--- DATA TO PROCESS ---

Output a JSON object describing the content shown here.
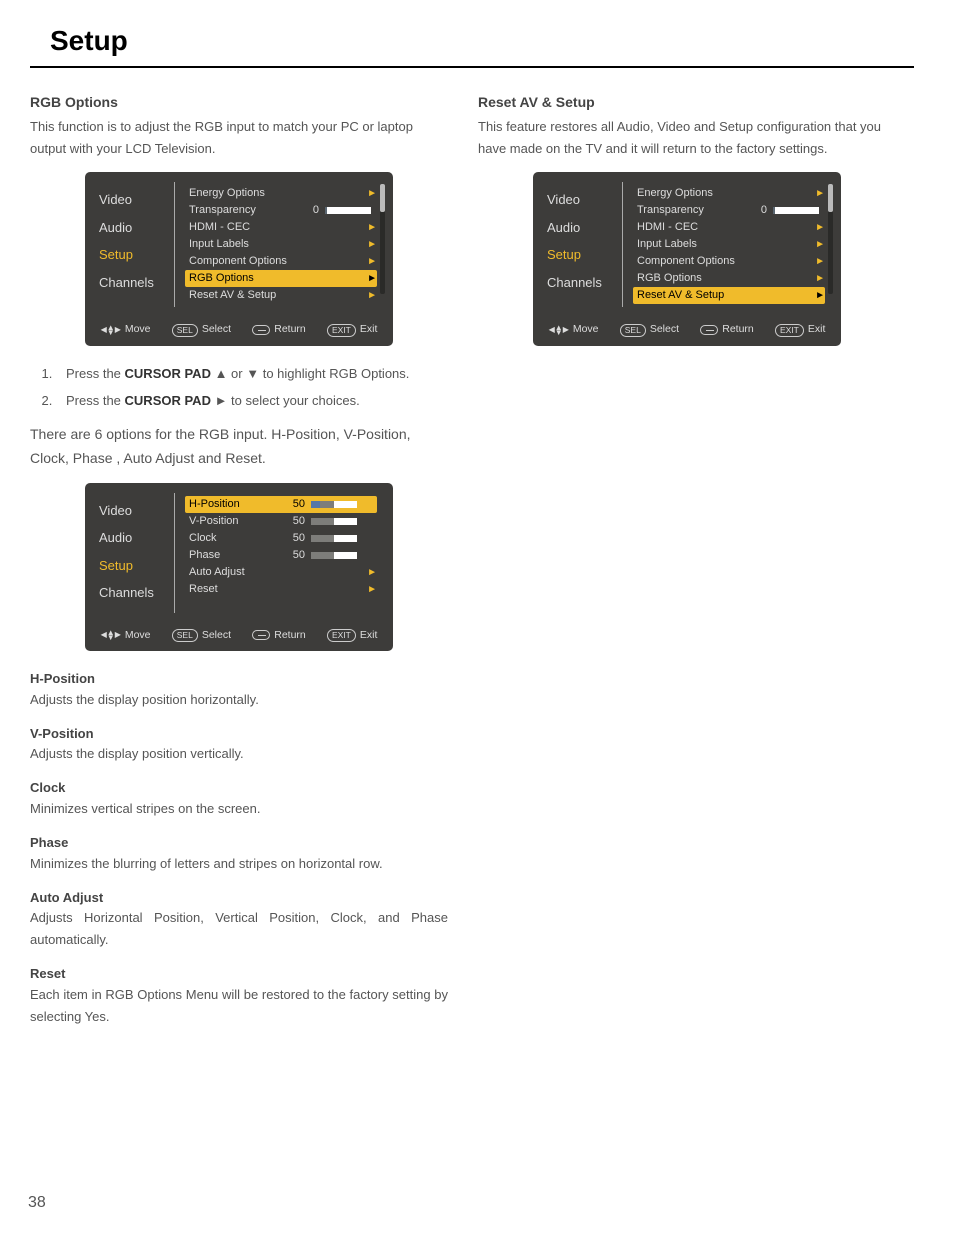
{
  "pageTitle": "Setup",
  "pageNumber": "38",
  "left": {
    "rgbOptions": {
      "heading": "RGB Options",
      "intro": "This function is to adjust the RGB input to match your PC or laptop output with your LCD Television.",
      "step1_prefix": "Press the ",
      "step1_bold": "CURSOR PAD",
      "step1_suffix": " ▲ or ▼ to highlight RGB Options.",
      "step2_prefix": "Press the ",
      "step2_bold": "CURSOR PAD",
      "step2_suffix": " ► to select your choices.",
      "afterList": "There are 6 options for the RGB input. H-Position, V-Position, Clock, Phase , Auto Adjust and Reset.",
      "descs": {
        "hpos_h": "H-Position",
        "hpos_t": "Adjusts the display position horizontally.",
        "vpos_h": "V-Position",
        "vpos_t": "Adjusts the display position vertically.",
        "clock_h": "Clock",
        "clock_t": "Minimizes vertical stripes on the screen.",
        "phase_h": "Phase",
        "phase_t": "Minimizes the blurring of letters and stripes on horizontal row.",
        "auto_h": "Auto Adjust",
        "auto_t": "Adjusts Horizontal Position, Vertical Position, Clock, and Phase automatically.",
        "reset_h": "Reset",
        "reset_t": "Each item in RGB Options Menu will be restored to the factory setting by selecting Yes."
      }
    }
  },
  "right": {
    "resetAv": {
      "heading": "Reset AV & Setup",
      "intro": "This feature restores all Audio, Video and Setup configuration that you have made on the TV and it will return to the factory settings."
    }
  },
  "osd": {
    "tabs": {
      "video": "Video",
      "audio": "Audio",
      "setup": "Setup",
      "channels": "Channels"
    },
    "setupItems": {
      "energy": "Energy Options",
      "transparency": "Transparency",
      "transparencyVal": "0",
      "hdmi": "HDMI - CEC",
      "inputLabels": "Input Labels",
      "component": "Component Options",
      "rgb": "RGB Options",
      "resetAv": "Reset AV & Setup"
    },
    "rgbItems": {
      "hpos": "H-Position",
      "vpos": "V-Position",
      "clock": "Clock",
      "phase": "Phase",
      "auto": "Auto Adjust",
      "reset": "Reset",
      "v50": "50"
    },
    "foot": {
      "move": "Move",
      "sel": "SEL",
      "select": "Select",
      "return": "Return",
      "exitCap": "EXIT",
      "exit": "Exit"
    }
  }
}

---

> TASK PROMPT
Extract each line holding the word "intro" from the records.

> TASK ANSWER
      "intro": "This function is to adjust the RGB input to match your PC or laptop output with your LCD Television.",
      "intro": "This feature restores all Audio, Video and Setup configuration that you have made on the TV and it will return to the factory settings."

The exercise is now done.